strengths based on the thickness of the tumor.

Radiation therapy plan and schedule

Before beginning radiation therapy, pictures of the

cancer in your body will be taken with a CT scan

using contrast. This process is called simulation.

Your radiation oncologist will use the pictures to

decide the radiation dose and to shape the radiation

beams. Beams are shaped with computer software

and hardware added to the radiation machine. PET

scans may also be used for radiation treatment

planning (simulation).

Your treatment team will decide the best time to

have radiation therapy after surgery. During radiation

treatment, you will lie on a table in the same position

as done during simulation. Devices may be used to

keep you from moving so that the radiation targets

the tumor. Likewise, methods may be applied to

control breathing.

You will be alone while the technician operates the

radiation machine from a nearby room. He or she

will be able to see, hear, and speak with you at all

times. As treatment is given, you may hear noises.

One treatment session can take between 30 to 60

minutes. You will likely have 5 sessions a week.

Radiation may also relieve symptoms caused by

cancer. For thyroid cancer that has spread, this could

include difficulty or pain swallowing, loss of your

voice, or pain or stiffness in your neck. It is helpful to

ask your radiation treatment team for a complete list

of side effects and care instructions.

Common side effects of radiation to the neck area
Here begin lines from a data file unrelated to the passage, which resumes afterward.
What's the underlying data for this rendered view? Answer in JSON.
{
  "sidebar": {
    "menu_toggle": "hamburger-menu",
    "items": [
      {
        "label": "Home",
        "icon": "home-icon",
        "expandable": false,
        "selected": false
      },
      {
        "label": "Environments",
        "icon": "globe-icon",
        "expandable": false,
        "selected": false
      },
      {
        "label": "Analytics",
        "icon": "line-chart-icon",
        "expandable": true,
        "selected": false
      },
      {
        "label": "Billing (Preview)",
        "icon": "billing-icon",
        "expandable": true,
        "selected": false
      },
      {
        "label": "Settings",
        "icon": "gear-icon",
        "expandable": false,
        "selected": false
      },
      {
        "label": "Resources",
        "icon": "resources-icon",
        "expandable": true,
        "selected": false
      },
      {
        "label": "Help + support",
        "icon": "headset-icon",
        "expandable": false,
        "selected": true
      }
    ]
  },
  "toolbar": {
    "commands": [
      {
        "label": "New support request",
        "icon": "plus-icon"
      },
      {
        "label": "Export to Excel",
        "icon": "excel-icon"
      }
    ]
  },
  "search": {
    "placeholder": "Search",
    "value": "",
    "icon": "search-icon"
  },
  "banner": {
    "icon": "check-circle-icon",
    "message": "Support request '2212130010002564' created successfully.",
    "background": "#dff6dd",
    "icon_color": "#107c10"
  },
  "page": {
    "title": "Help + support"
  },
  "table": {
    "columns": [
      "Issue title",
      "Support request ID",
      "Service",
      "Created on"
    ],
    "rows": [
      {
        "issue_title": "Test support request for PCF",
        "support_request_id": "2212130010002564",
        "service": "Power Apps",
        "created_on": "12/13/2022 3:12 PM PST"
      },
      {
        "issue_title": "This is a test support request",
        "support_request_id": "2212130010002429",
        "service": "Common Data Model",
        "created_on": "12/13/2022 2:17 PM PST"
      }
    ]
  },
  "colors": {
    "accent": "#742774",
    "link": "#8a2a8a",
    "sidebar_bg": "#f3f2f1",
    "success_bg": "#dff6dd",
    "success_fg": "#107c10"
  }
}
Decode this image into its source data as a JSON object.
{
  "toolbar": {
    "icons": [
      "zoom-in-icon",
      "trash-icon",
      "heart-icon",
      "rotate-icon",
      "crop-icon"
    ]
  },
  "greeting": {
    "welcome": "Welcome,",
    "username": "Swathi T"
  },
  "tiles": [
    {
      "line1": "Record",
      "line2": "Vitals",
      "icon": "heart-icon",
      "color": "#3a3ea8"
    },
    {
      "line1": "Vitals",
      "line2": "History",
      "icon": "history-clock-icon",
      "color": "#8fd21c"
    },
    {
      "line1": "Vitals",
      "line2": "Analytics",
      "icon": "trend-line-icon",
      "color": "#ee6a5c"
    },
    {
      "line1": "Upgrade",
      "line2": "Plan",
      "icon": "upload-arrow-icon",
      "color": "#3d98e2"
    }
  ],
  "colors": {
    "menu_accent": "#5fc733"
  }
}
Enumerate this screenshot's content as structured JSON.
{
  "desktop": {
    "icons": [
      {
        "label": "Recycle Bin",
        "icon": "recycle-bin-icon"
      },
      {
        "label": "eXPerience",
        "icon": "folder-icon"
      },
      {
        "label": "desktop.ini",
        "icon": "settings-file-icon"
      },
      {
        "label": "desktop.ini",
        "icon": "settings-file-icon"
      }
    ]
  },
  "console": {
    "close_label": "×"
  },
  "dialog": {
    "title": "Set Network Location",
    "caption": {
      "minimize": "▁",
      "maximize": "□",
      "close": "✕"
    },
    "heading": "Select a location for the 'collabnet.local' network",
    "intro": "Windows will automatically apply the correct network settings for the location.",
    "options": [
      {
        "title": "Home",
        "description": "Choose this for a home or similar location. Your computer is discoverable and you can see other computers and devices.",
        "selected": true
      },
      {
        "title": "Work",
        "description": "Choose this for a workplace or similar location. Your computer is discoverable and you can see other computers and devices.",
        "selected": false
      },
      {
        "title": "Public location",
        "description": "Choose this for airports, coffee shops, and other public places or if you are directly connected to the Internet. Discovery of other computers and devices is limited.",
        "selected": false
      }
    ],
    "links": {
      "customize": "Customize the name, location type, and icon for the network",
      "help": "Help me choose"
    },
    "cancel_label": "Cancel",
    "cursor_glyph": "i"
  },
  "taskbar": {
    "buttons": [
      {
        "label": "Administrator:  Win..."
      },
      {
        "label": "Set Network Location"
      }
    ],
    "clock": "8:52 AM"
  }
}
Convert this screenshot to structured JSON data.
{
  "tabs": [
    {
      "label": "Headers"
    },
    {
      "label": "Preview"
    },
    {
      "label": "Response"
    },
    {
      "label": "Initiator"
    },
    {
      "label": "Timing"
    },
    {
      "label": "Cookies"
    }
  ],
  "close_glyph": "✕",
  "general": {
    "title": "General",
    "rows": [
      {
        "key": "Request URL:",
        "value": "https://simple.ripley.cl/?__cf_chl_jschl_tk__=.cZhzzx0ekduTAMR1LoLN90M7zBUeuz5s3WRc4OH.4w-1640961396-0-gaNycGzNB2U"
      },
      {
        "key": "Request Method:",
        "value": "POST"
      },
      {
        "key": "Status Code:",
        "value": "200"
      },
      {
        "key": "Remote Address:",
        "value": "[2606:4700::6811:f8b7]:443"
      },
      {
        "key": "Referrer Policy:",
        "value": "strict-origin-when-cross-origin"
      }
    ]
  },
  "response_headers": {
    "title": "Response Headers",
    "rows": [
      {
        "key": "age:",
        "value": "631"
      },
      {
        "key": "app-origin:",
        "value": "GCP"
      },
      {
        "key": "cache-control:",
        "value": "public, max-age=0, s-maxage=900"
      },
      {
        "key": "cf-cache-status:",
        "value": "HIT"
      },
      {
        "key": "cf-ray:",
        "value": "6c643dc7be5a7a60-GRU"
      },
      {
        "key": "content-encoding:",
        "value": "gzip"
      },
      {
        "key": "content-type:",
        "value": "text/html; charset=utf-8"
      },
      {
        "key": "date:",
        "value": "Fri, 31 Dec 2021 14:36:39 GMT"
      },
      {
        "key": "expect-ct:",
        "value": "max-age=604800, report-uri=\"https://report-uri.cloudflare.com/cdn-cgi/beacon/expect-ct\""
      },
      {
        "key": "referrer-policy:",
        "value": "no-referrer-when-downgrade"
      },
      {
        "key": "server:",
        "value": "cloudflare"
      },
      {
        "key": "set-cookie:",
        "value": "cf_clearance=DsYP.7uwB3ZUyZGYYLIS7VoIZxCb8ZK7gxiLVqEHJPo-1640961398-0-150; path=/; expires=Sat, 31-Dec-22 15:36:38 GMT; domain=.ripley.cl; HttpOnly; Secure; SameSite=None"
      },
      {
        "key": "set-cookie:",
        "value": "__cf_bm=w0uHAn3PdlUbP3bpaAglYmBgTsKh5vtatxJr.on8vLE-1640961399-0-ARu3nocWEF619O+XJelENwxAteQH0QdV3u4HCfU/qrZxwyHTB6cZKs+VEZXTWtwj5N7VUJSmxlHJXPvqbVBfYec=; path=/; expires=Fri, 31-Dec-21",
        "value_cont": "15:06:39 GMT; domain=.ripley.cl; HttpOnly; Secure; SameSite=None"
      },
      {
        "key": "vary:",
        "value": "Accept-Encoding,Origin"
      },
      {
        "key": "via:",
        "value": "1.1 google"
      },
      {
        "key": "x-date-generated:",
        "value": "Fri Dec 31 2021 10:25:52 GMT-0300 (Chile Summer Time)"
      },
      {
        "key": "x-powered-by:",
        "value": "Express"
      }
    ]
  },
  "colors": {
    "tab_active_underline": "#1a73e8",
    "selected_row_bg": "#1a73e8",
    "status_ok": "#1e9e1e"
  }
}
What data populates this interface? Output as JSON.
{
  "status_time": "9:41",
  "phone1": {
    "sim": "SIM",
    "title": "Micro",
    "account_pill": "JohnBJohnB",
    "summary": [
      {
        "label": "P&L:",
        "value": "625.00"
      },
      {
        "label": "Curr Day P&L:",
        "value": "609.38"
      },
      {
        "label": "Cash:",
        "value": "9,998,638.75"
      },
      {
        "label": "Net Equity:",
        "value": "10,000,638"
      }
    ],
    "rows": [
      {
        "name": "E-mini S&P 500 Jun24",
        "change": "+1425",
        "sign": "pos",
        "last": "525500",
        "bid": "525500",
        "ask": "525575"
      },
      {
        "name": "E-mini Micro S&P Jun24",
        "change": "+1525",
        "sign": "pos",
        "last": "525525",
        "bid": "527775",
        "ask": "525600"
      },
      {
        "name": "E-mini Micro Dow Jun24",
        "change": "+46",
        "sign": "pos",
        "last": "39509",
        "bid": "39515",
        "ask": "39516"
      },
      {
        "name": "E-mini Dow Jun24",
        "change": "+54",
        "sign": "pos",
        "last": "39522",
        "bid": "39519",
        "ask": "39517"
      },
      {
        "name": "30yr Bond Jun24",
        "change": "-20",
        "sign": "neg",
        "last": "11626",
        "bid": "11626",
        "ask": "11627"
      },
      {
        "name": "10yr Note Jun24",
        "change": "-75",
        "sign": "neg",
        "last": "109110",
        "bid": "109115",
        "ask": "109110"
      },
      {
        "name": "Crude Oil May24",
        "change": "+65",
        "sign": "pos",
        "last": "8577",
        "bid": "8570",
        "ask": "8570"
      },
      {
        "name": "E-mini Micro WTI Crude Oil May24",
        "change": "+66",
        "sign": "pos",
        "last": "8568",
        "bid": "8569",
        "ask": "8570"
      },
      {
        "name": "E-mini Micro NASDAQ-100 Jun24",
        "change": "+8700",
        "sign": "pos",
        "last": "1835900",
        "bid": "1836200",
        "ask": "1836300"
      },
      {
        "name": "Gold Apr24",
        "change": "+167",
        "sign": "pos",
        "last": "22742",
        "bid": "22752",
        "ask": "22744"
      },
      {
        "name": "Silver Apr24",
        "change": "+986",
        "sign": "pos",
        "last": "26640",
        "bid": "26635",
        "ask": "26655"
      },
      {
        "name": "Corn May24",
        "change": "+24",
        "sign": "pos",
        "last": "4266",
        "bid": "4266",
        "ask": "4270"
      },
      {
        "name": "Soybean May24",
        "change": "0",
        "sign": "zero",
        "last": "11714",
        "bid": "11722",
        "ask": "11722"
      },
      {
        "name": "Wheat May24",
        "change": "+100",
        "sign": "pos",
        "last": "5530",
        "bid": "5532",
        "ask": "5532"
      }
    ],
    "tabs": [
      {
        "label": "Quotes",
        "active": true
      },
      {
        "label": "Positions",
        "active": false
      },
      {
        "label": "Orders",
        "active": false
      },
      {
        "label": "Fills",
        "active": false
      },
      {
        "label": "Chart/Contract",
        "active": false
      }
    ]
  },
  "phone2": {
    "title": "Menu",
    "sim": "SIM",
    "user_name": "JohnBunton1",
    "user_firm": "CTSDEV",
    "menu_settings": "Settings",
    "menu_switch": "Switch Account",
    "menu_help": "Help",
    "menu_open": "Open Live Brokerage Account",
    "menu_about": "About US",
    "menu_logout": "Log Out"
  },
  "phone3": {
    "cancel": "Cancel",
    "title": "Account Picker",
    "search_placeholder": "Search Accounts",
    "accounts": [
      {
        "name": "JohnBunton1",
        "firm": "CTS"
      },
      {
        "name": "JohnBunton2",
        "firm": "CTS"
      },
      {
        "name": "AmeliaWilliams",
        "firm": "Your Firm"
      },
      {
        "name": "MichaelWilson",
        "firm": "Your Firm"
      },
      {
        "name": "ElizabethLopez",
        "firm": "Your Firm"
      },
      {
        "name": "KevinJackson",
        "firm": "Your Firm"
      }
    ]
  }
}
may include:

†

†

Skin rash or redness

†

†

Problems swallowing

†

†

Dry mouth

†

†

Extreme tiredness (fatigue)